Note

NOTE: Commentary is made as a private citizen and not as Regional Coordinator for Silent No More or Leader of Rachel's Hope, unless otherwise stated.

Contact

Monday, May 29, 2017

Family and Unconventional Grief



Barbara Bush once said, “To us, family means putting your arms around each other and being there.”

Her words are heartwarming, and in a perfect world, all families would be blessed with that kind of relationship.  Unfortunately, ours is not a perfect world, and some families experience estrangement from time to time.  The disunity is usually temporary and rectified through humility and forgiveness because both sides realize the familial relationship is and should be cherished.

But what happens when an olive branch is offered and refused?  When one party insists on carrying grudges and refuses to accept responsibility for their part in the rift?

After several attempts at reconciliation, each with the same results, it is time to let go.  No matter how willing one is to continue absorbing the hurt and deceit, there comes the point when the efforts are counterproductive.  The toxicity of the relationship can wreak havoc on a person … mentally, physically and spiritually.  No one should have to suffer consequences for another’s heartlessness, be it from family or not. 

Disengaging from any relationship is akin to a death, especially when it is a family member.  We experience something called unconventional grief.  We mourn the person who was.  The person who used to be an integral part of our life, the one who could be counted on, the one who is given love but withdraws theirs.

Unconventional grief, in many ways, is harder to navigate because the person is still alive and in particular circumstances, continuing the toxic behavior.  With today’s technology, specifically social media, it makes letting go virtually impossible.  Friends and other family members see something, and out of concern, feel compelled to tell us or, we grow curious and look for ourselves.

What can be done?

  • Allow ourselves to grieve the loss, no matter how long it takes. 
  • Reach out to other family members, friends, and clergy.
  • Let our friends and family know we appreciate their concern but ask them to refrain from sharing things they read or hear.
  • Block the family member on all social media and resist the temptation to unblock to “see what is going on.” 
  • In the silence of our hearts, tell the family member we love and forgive them.
  • Keep the family member in prayer.
  • Enjoy and cherish the loving relationships we have with others.













 







 



Tuesday, May 9, 2017

Assigning Blame - A Mother's Day Tribute



It’s 1:30 a.m.  Everyone else in the house is tucked in and sound asleep.  I’ve been sitting here in the recliner, listening to the dogs snore and the house creak for the last couple of hours …  struggling to find the perfect words for a Mother’s Day tribute.  You might be thinking, “For crying out loud, Patti.  You’re a writer it should be easy.”  Well, I’ll tell you a secret:  There are times when words hide in the recesses of my heart … preventing the raw emotions from surfacing and damming up a lake of tears.  This is one of those times, but through prayer, some gentle prodding from the Holy Spirit and a box of Kleenex nearby, I think I’m ready.
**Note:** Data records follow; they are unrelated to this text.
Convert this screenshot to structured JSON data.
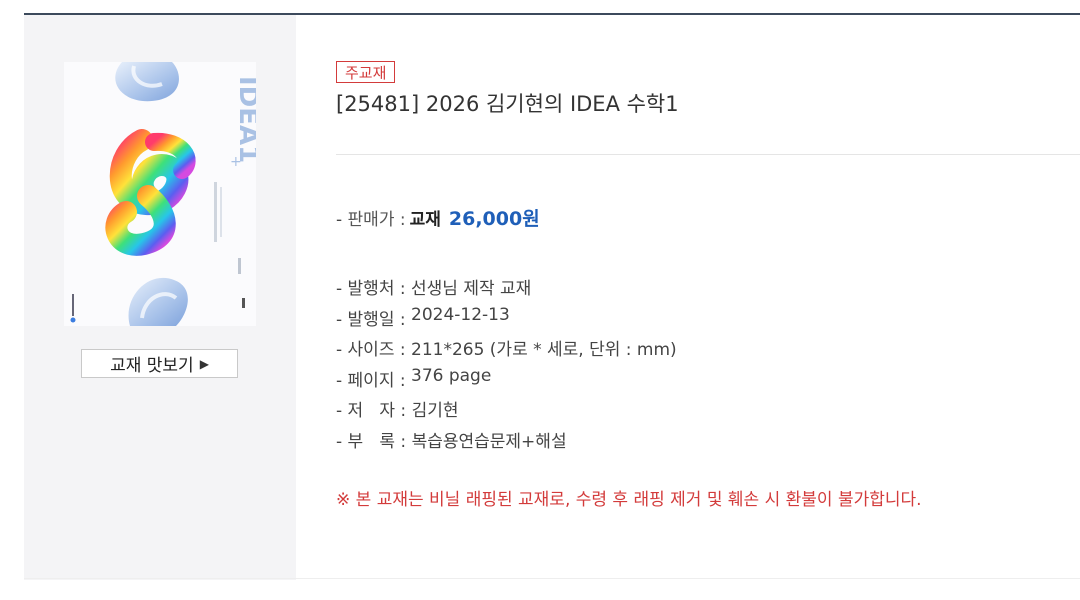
{
  "product": {
    "badge": "주교재",
    "title": "[25481] 2026 김기현의 IDEA 수학1",
    "preview_label": "교재 맛보기",
    "cover_text": "IDEA1",
    "cover_plus": "+"
  },
  "price": {
    "label": "판매가 :",
    "kind": "교재",
    "amount": "26,000원"
  },
  "info": [
    {
      "label": "- 발행처 : ",
      "value": "선생님 제작 교재"
    },
    {
      "label": "- 발행일 : ",
      "value": "2024-12-13"
    },
    {
      "label": "- 사이즈 : ",
      "value": "211*265 (가로 * 세로, 단위 : mm)"
    },
    {
      "label": "- 페이지 : ",
      "value": "376 page"
    },
    {
      "label": "- 저   자 : ",
      "value": "김기현"
    },
    {
      "label": "- 부   록 : ",
      "value": "복습용연습문제+해설"
    }
  ],
  "notice": "※ 본 교재는 비닐 래핑된 교재로, 수령 후 래핑 제거 및 훼손 시 환불이 불가합니다.",
  "colors": {
    "accent_red": "#d33b3b",
    "price_blue": "#1f5fb8",
    "top_rule": "#3c4a5c"
  }
}
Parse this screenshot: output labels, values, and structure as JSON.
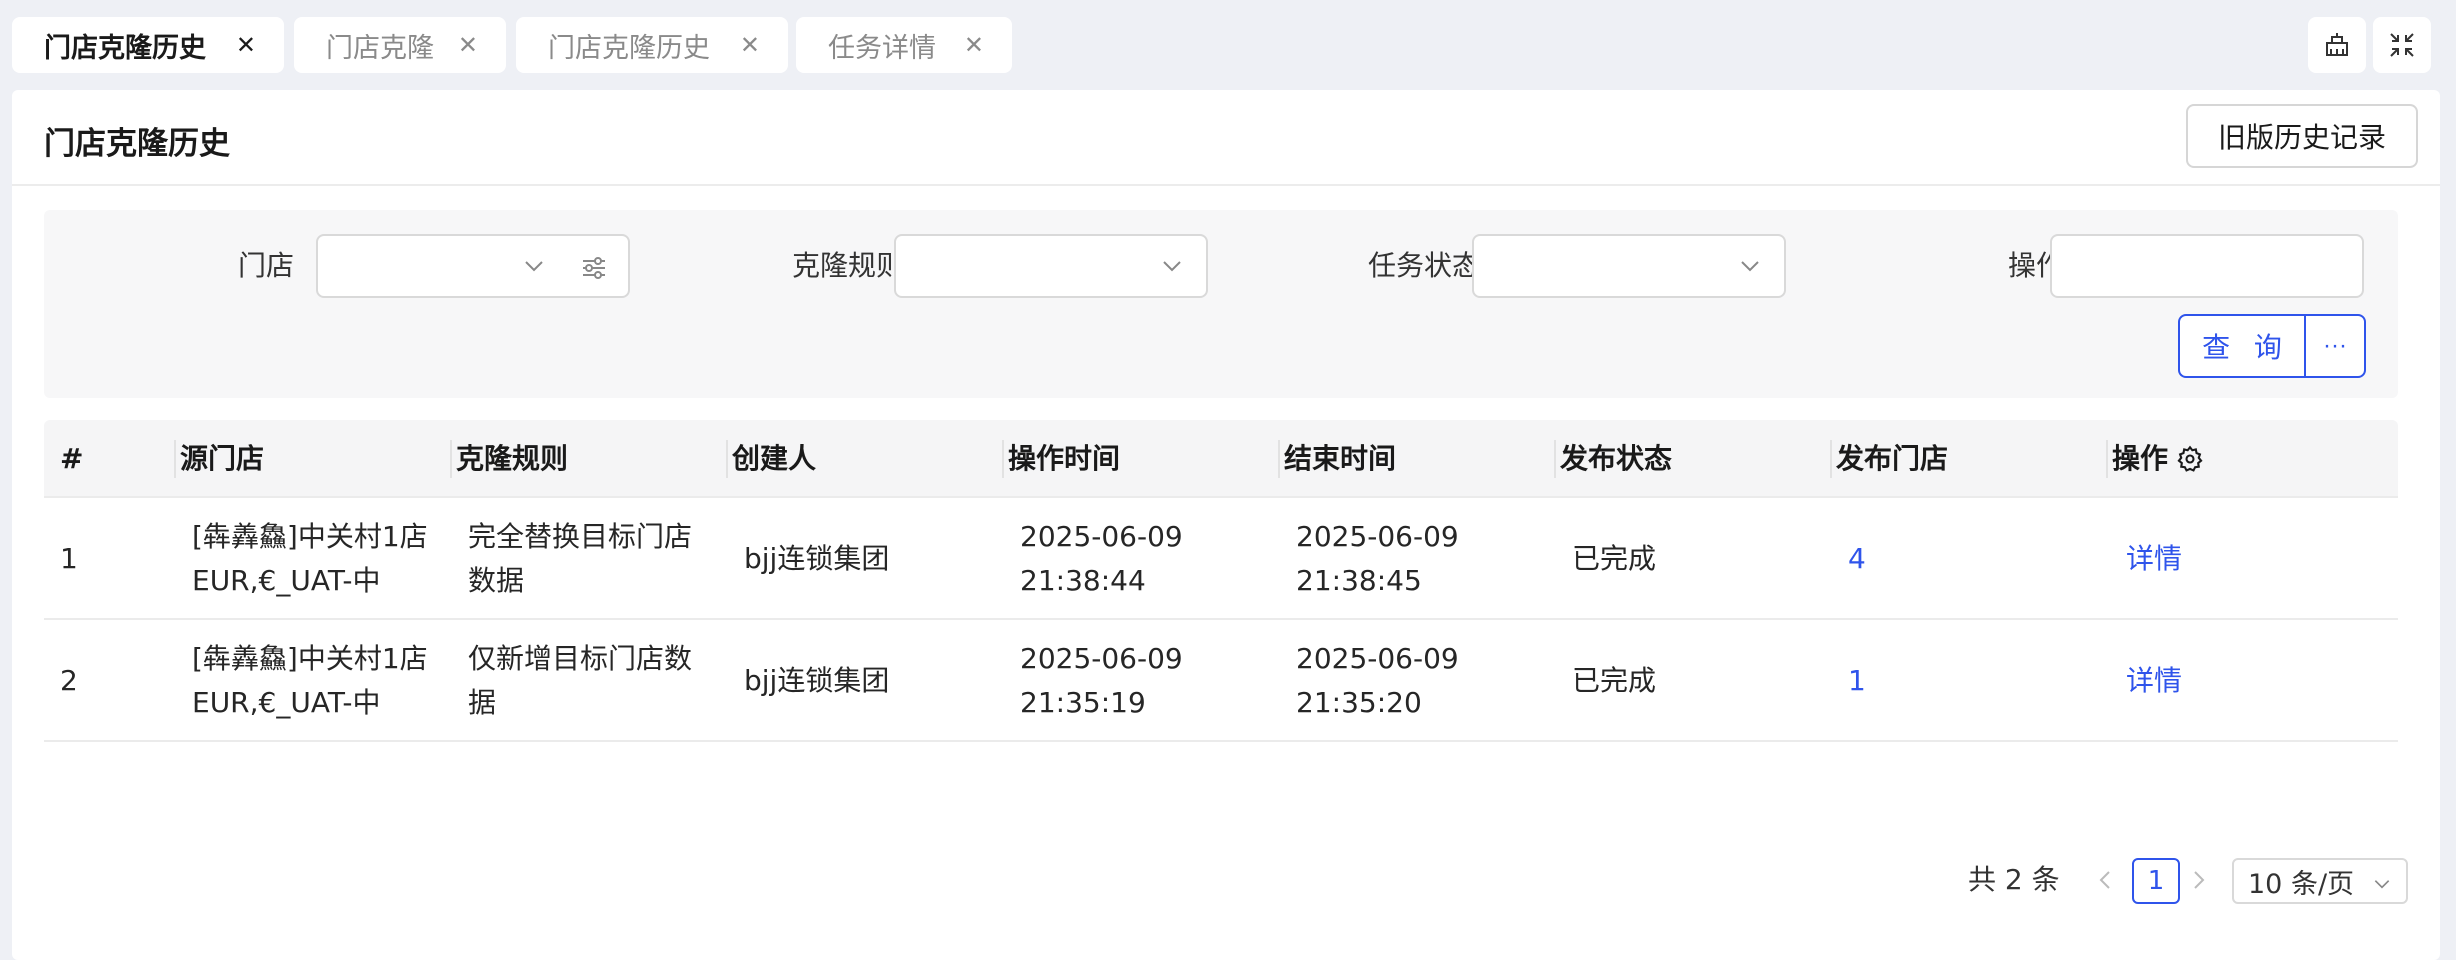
{
  "tabs": [
    {
      "label": "门店克隆历史",
      "active": true
    },
    {
      "label": "门店克隆",
      "active": false
    },
    {
      "label": "门店克隆历史",
      "active": false
    },
    {
      "label": "任务详情",
      "active": false
    }
  ],
  "tab_close_glyph": "✕",
  "toolbar_icons": [
    "home-icon",
    "fullscreen-icon"
  ],
  "page": {
    "title": "门店克隆历史",
    "old_history_button": "旧版历史记录"
  },
  "filters": {
    "store_label": "门店",
    "clone_rule_label": "克隆规则",
    "task_status_label": "任务状态",
    "operation_label": "操作",
    "query_button": "查 询",
    "more_button": "···"
  },
  "table": {
    "headers": [
      "#",
      "源门店",
      "克隆规则",
      "创建人",
      "操作时间",
      "结束时间",
      "发布状态",
      "发布门店",
      "操作"
    ],
    "rows": [
      {
        "index": "1",
        "source_store": [
          "[犇羴鱻]中关村1店",
          "EUR,€_UAT-中"
        ],
        "clone_rule": [
          "完全替换目标门店",
          "数据"
        ],
        "creator": "bjj连锁集团",
        "op_time": [
          "2025-06-09",
          "21:38:44"
        ],
        "end_time": [
          "2025-06-09",
          "21:38:45"
        ],
        "publish_status": "已完成",
        "publish_stores": "4",
        "action": "详情"
      },
      {
        "index": "2",
        "source_store": [
          "[犇羴鱻]中关村1店",
          "EUR,€_UAT-中"
        ],
        "clone_rule": [
          "仅新增目标门店数",
          "据"
        ],
        "creator": "bjj连锁集团",
        "op_time": [
          "2025-06-09",
          "21:35:19"
        ],
        "end_time": [
          "2025-06-09",
          "21:35:20"
        ],
        "publish_status": "已完成",
        "publish_stores": "1",
        "action": "详情"
      }
    ]
  },
  "pagination": {
    "total": "共 2 条",
    "current_page": "1",
    "page_size": "10 条/页"
  },
  "colors": {
    "accent": "#2f54eb",
    "background": "#eef0f5"
  }
}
As most of you know by now, I was not the perfect daughter by any means.  The one word that comes to mind to describe my past behavior is “reprehensible.”  During those “dark days,” I would lash out at my mother and blame her for my actions.  Why?  Because in my booze-soaked, self-pitying, self-indulgent brain I was convinced she hated me and considered me a failure.   She would encourage me to strive for a better life, and all I heard was, “You aren’t good enough.” She would invite me to come home to work things out, and all I heard was, “You are not capable of being on your own.”   She would suggest I go back to church and all I heard was, “You’re going to hell.” I twisted all of her words of love and support into a declaration of my inadequacies. I would thank her by spewing out a mouthful of vile and demeaning comments. 
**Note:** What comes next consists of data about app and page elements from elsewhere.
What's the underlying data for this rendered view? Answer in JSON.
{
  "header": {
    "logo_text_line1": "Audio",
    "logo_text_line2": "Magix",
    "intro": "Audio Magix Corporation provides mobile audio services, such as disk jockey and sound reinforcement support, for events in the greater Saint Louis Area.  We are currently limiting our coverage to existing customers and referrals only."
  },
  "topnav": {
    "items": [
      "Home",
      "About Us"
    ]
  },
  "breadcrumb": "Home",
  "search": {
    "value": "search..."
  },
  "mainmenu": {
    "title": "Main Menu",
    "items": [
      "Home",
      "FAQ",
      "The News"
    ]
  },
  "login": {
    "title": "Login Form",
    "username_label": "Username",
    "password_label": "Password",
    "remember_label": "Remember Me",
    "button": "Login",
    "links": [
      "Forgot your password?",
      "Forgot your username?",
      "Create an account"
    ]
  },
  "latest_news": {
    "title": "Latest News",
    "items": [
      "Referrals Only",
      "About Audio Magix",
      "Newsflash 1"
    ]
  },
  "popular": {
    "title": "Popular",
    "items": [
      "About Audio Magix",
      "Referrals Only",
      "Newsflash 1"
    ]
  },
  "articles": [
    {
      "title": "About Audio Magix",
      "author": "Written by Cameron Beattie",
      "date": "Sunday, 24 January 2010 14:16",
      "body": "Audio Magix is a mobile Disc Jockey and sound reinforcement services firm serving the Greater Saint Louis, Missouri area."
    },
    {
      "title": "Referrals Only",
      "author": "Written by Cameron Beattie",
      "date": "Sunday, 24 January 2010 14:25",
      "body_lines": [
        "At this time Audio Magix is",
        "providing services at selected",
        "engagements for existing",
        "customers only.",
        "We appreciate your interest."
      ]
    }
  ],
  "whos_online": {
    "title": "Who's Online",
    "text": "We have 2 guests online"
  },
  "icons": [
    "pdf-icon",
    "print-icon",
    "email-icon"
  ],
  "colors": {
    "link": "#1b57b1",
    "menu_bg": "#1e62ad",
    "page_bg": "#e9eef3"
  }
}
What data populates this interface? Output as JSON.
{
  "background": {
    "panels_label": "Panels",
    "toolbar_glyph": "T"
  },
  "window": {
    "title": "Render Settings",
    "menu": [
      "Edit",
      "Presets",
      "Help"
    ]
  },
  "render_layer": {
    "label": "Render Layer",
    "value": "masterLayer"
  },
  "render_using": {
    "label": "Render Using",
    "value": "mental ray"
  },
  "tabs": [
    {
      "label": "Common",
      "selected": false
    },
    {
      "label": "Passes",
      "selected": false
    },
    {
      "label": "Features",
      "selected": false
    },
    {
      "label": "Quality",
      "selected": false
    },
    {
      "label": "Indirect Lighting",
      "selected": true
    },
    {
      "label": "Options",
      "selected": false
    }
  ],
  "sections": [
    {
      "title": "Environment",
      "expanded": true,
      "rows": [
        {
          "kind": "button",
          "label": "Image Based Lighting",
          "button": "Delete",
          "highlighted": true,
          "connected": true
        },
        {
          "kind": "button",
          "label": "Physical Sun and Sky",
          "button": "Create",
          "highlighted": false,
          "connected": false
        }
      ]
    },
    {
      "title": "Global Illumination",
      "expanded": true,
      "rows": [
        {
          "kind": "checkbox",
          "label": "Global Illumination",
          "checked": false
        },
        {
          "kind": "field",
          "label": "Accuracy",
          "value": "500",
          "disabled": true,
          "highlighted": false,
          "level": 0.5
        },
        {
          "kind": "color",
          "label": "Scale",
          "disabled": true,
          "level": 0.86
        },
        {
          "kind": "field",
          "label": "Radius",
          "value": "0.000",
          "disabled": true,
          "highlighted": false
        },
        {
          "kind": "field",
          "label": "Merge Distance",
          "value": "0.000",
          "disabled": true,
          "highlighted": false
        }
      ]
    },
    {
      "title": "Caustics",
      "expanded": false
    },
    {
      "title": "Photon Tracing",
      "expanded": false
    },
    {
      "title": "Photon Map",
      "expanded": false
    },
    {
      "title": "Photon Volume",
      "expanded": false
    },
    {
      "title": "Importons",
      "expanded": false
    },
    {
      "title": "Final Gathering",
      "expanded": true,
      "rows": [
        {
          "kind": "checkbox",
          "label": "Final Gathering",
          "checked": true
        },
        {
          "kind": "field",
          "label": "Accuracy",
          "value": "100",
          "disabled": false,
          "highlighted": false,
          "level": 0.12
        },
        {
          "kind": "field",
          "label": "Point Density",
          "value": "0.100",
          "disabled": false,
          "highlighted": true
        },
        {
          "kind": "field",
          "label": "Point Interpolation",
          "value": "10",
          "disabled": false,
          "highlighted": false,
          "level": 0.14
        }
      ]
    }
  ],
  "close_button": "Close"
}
Praise God those days are long gone.  I am so grateful to have had many years of clarity before she passed away to realize and tell her what an incredible mother she was.  Blame turned into gratitude.  Gratitude for a life that overflows with blessings beyond belief.  A life that would have otherwise continued down the path of self-destruction had it not been for her faith, strength and unconditional love.

Thank you, mom, for never giving up on me.  Not a day goes by that I don’t think of you, miss you and thank God for being your daughter. 
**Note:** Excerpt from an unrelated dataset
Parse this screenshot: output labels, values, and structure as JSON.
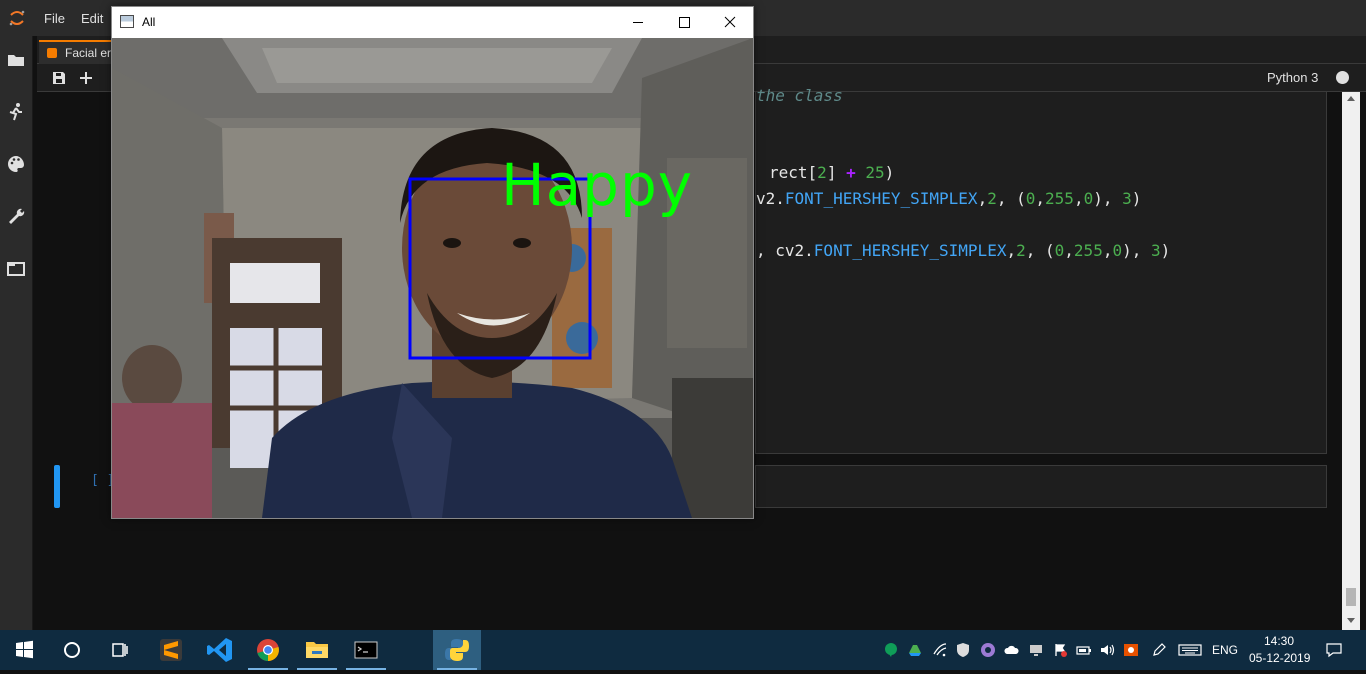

It’s now 3:00 a.m.  The dam broke, and tears are flowing – but that’s okay.  My mom is worth each and every one.